The Toronto Star
West country wanderings in England
Words and pictures by Sara Moss (special to the Star)
EXMOOR, ENGLAND—I’d missed the hourly bus into North Devon’s national park Exmoor by three minutes.
But had I caught the bus I wouldn’t have met Jim.
After two train rides, I’d arrived in Barnstaple, North Devon’s commercial and cultural centre for more than 1,000 years. It’s set on the banks of the River Taw on the fringes of Exmoor.
That’s where I met Jim, a crazy, North Devon-loving, middle-aged former East Londoner who’d moved to the area from the capital with his wife six years ago. On this day he was also my taxi driver. Jim liked to go very fast along terrifyingly narrow lanes flanked by tall hedges.
His ducking and weaving along both major and minor roads meant that several ridiculously picturesque clutches of stone cottages only registered in my brain once we had flown a kilometre past them.
I had taken the train from London because I was enticed by the area in southwestern England. Exmoor National Park is known for its heather-clad moorlands, rugged coastal cliffs and wooded ravines.

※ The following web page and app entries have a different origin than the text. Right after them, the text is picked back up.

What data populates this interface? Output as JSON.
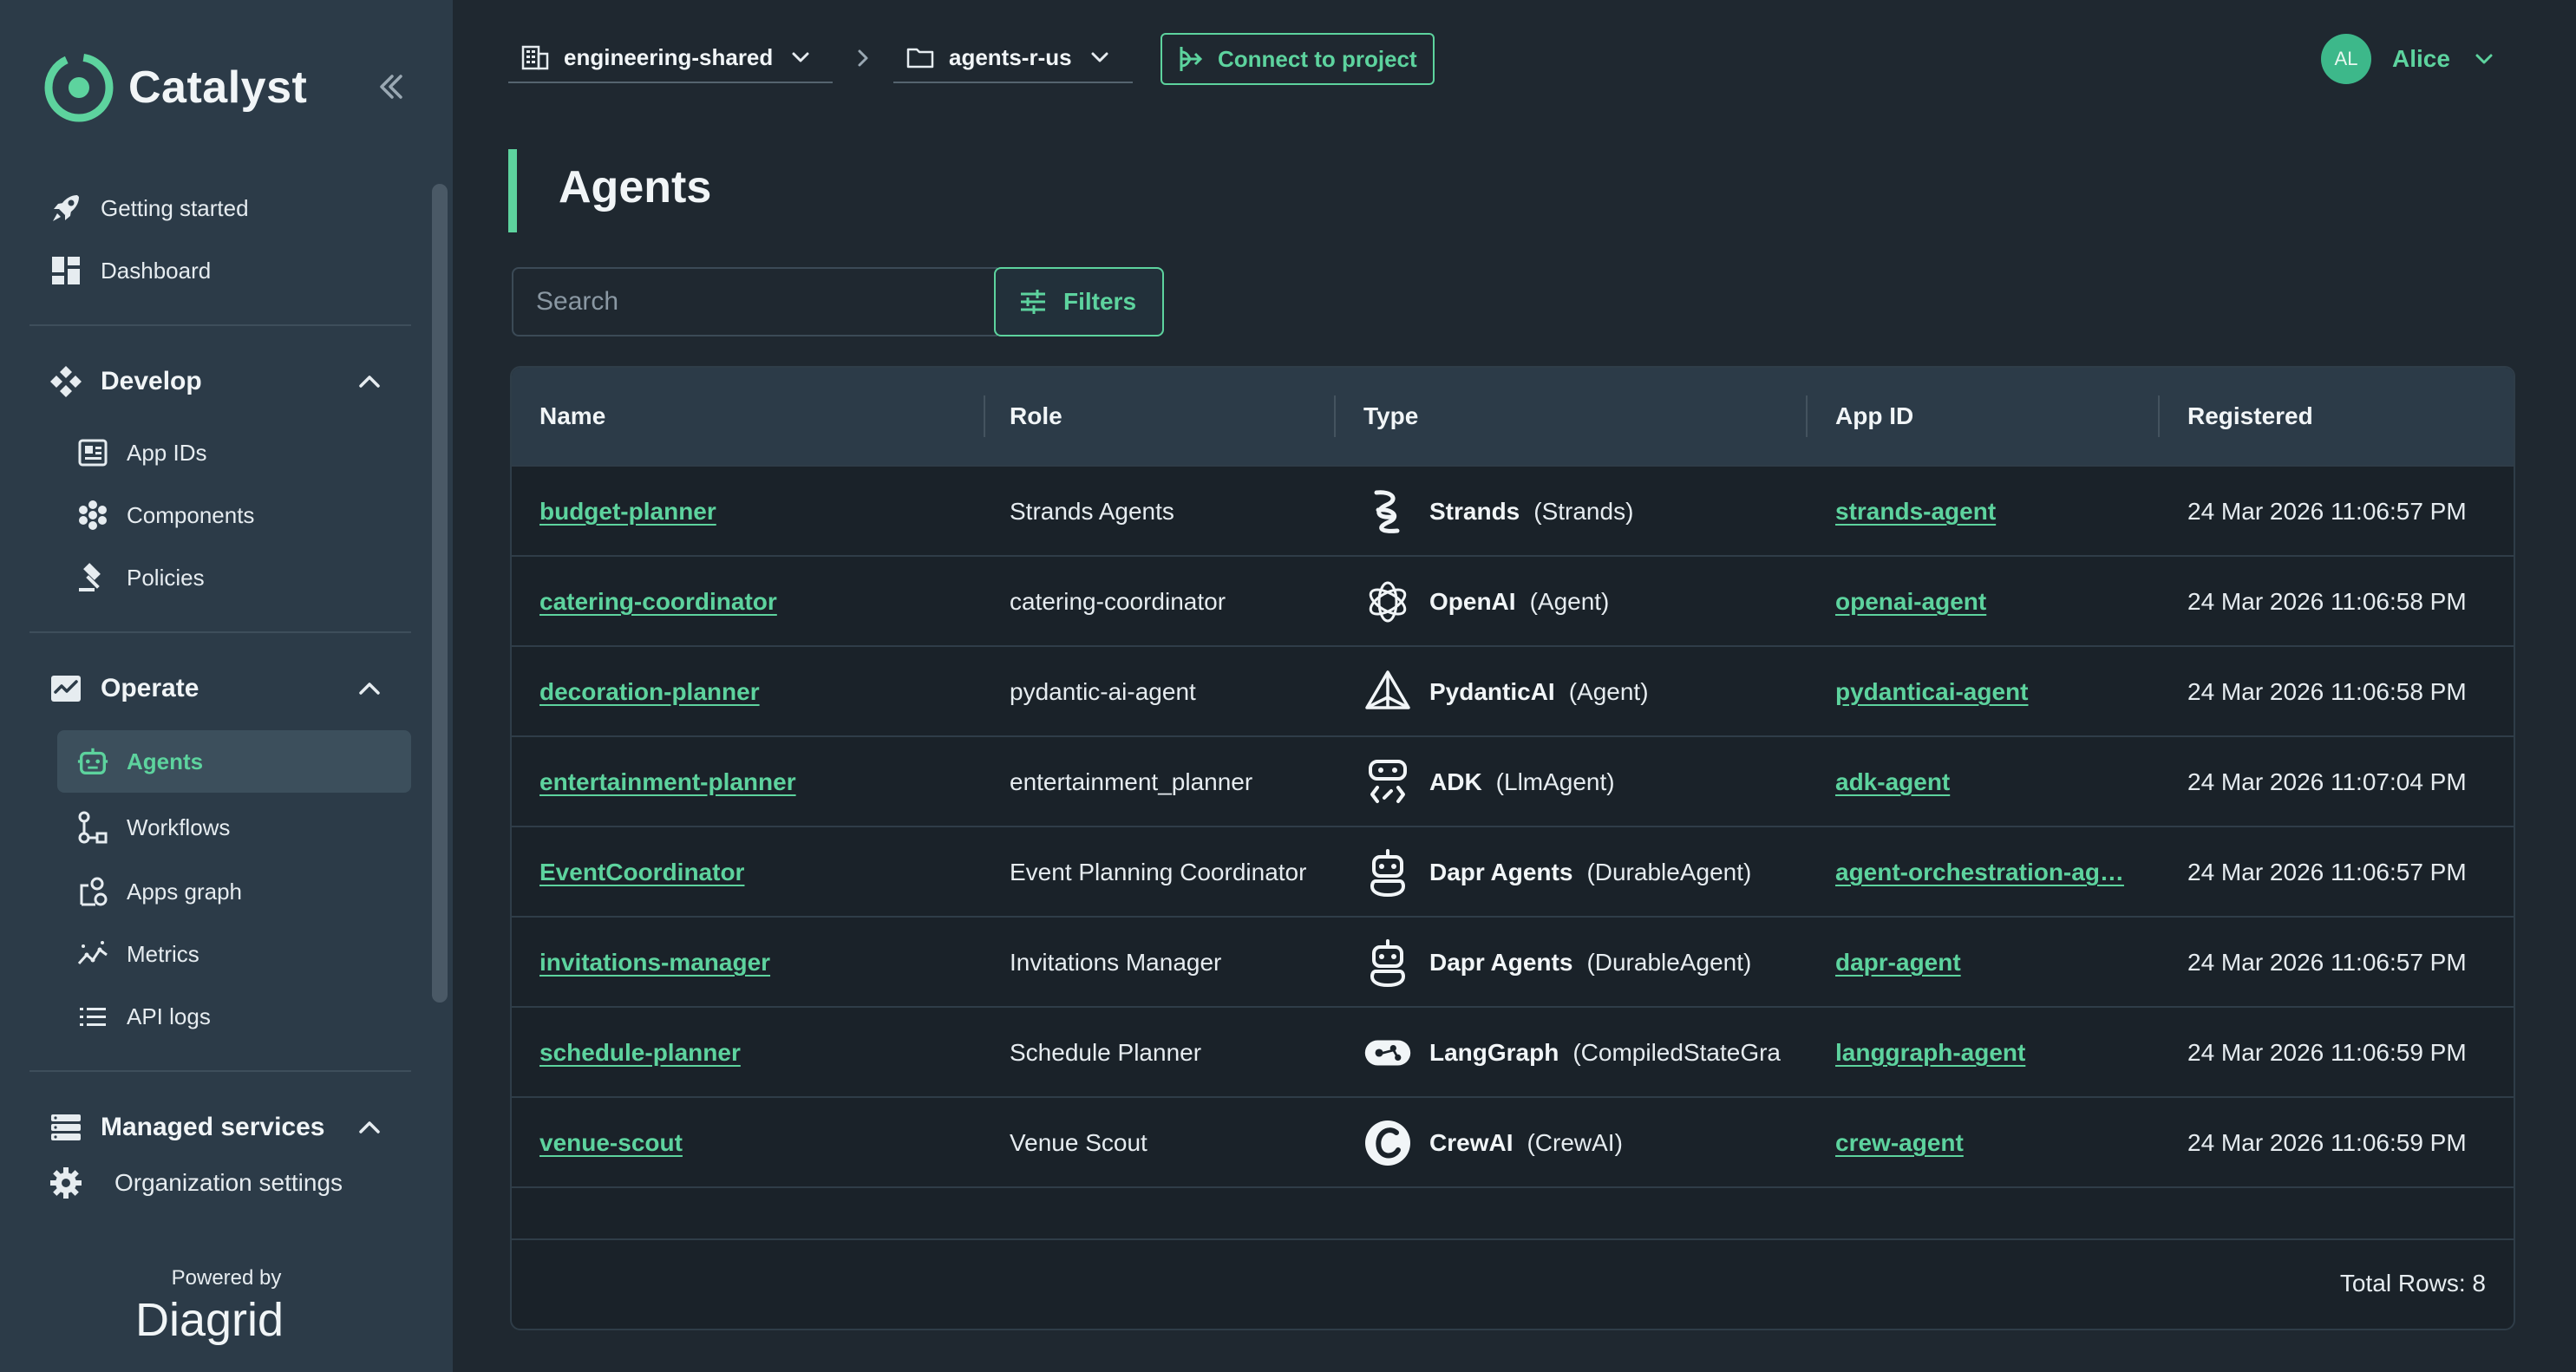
{
  "app": {
    "name": "Catalyst"
  },
  "sidebar": {
    "top_items": [
      {
        "label": "Getting started",
        "icon": "rocket-icon"
      },
      {
        "label": "Dashboard",
        "icon": "dashboard-icon"
      }
    ],
    "develop": {
      "label": "Develop",
      "items": [
        {
          "label": "App IDs",
          "icon": "app-id-icon"
        },
        {
          "label": "Components",
          "icon": "components-icon"
        },
        {
          "label": "Policies",
          "icon": "gavel-icon"
        }
      ]
    },
    "operate": {
      "label": "Operate",
      "items": [
        {
          "label": "Agents",
          "icon": "robot-icon",
          "active": true
        },
        {
          "label": "Workflows",
          "icon": "workflow-icon"
        },
        {
          "label": "Apps graph",
          "icon": "graph-icon"
        },
        {
          "label": "Metrics",
          "icon": "metrics-icon"
        },
        {
          "label": "API logs",
          "icon": "list-icon"
        }
      ]
    },
    "managed": {
      "label": "Managed services"
    },
    "org_settings": "Organization settings",
    "powered_by": "Powered by",
    "footer_brand": "Diagrid"
  },
  "topbar": {
    "org": "engineering-shared",
    "project": "agents-r-us",
    "connect_label": "Connect to project",
    "user_initials": "AL",
    "user_name": "Alice"
  },
  "page": {
    "title": "Agents"
  },
  "search": {
    "placeholder": "Search"
  },
  "filters_label": "Filters",
  "table": {
    "columns": [
      "Name",
      "Role",
      "Type",
      "App ID",
      "Registered"
    ],
    "rows": [
      {
        "name": "budget-planner",
        "role": "Strands Agents",
        "type": "Strands",
        "subtype": "(Strands)",
        "type_icon": "strands-icon",
        "app_id": "strands-agent",
        "registered": "24 Mar 2026 11:06:57 PM"
      },
      {
        "name": "catering-coordinator",
        "role": "catering-coordinator",
        "type": "OpenAI",
        "subtype": "(Agent)",
        "type_icon": "openai-icon",
        "app_id": "openai-agent",
        "registered": "24 Mar 2026 11:06:58 PM"
      },
      {
        "name": "decoration-planner",
        "role": "pydantic-ai-agent",
        "type": "PydanticAI",
        "subtype": "(Agent)",
        "type_icon": "pydantic-icon",
        "app_id": "pydanticai-agent",
        "registered": "24 Mar 2026 11:06:58 PM"
      },
      {
        "name": "entertainment-planner",
        "role": "entertainment_planner",
        "type": "ADK",
        "subtype": "(LlmAgent)",
        "type_icon": "adk-icon",
        "app_id": "adk-agent",
        "registered": "24 Mar 2026 11:07:04 PM"
      },
      {
        "name": "EventCoordinator",
        "role": "Event Planning Coordinator",
        "type": "Dapr Agents",
        "subtype": "(DurableAgent)",
        "type_icon": "dapr-robot-icon",
        "app_id": "agent-orchestration-ag…",
        "registered": "24 Mar 2026 11:06:57 PM"
      },
      {
        "name": "invitations-manager",
        "role": "Invitations Manager",
        "type": "Dapr Agents",
        "subtype": "(DurableAgent)",
        "type_icon": "dapr-robot-icon",
        "app_id": "dapr-agent",
        "registered": "24 Mar 2026 11:06:57 PM"
      },
      {
        "name": "schedule-planner",
        "role": "Schedule Planner",
        "type": "LangGraph",
        "subtype": "(CompiledStateGra",
        "type_icon": "langgraph-icon",
        "app_id": "langgraph-agent",
        "registered": "24 Mar 2026 11:06:59 PM"
      },
      {
        "name": "venue-scout",
        "role": "Venue Scout",
        "type": "CrewAI",
        "subtype": "(CrewAI)",
        "type_icon": "crewai-icon",
        "app_id": "crew-agent",
        "registered": "24 Mar 2026 11:06:59 PM"
      }
    ],
    "total_label": "Total Rows: 8"
  },
  "colors": {
    "accent": "#5dd39e",
    "sidebar_bg": "#2c3b48",
    "main_bg": "#1f2830"
  }
}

I’d also been told Moorlands Hotel “can’t be missed” and that phrase was asking to be proven wrong. Jim and I had skipped by it at first, and after an unplanned tour of the surrounding area, I was checking in at a former gentlemen’s residence built in the late 1800s. Moorlands’ website had seduced me with the promise of “six acres of grounds in Exmoor National Park,” proximity to miles of walking trails, a warm welcome and a deeply delicious menu. It didn’t disappoint.
I devoured a tasty three-course meal, taking dessert — strawberry mousse — to my room to enjoy in a large bubble bath before succumbing to sleep at the bedtime of a 6-year-old.
The next day, after a hearty breakfast, there was no shortage of scenic walks if I felt the need to work off the calorie count.
Closest was the vehicular road to the nearby handful of medieval stone houses of Martinhoe. The narrow bitumen strip was framed by rolling fields of variegated green hemmed by hardy, moorland trees shaped by prevailing winds.
The track’s altitude revealed an off-road gem: pastures giving way to untamed vegetation that gripped cliffsides at the edge of the Bristol Channel, with views to Wales.
North Devon’s coastline cuts a dashing topographical figure, featuring cliffs at the edge of Exmoor — at up to 350 metres — among England’s highest. From this spot, the first 56 kilometres of the South West Coast Path (1,013 kilometres) are strung along the Exmoor coast, offering views that entice hikers year-round.
Along this part of the trail is the delightful clifftop town of Lynton. I caught a bus from Moorlands’ driveway for a 10-minute trip to this centuries-old village sporting a raft of architectural styles — Gothic, Tudor and English Manorial, to name a few. Lynton perches 182 metres above its neighbour Lynmouth, linked to its sister town by a vertiginous funicular railway that’s operated since 1890.
A train ride down the cliff is a tourist favourite, but even just the view from the station is spectacular.
If you’re into trains, but not a fan of heights, Moorlands is certainly the hotel for you. It’s next door to Woody Bay station and the restored section of the Lynton-and-Lynmouth-to-Barnstaple narrow gauge train line.
Originally opened in 1898, the line closed in 1935 and was subsequently dismantled because of increasing motor car competition. Tireless work by enthusiasts has restored steam engines to ply the 16 ½ kilometres of recreated heritage track at Woody Bay.
Phil — a train buff from the eastern county of Essex — has been staying at Moorlands Hotel for at least eight years, and is one of the regulars who talk up a storm in the bar/restaurant with proprietors Ian and Christine Corderoy.
You could rent a car to fully explore the beauty of the area, but you might be missing out. The journey by train from London leaves you in a charming, out-of-the-way region where you have little choice but to walk your heart out. And when you do need a ride, maybe Jim can send your pulse speeding like he did mine.
Sara Moss is an Australia-based freelance writer.